| Activity |
Pick the lines holding the string "chevron" out of the records and copy them.

| Provided information |
^^^^

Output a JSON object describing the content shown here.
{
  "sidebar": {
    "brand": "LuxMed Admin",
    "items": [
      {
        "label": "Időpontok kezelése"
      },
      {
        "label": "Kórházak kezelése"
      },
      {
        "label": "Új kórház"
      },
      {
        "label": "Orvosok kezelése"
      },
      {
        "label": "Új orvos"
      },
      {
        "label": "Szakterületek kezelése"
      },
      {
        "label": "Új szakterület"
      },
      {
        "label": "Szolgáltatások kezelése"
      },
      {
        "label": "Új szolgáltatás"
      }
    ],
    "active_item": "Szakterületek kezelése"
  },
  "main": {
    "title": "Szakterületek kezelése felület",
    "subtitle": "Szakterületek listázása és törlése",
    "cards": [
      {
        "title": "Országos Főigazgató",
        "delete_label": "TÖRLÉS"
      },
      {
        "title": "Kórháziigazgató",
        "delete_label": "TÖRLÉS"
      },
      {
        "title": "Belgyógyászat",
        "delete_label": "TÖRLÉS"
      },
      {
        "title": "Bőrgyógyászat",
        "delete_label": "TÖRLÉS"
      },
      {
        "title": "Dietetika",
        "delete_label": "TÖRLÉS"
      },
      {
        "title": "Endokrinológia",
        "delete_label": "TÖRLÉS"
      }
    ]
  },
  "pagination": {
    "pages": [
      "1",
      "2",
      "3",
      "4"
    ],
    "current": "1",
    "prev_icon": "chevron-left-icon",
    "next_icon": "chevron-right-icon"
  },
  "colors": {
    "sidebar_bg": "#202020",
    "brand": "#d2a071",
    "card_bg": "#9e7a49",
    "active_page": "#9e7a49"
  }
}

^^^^

| Result for this exercise |
    "prev_icon": "chevron-left-icon",
    "next_icon": "chevron-right-icon"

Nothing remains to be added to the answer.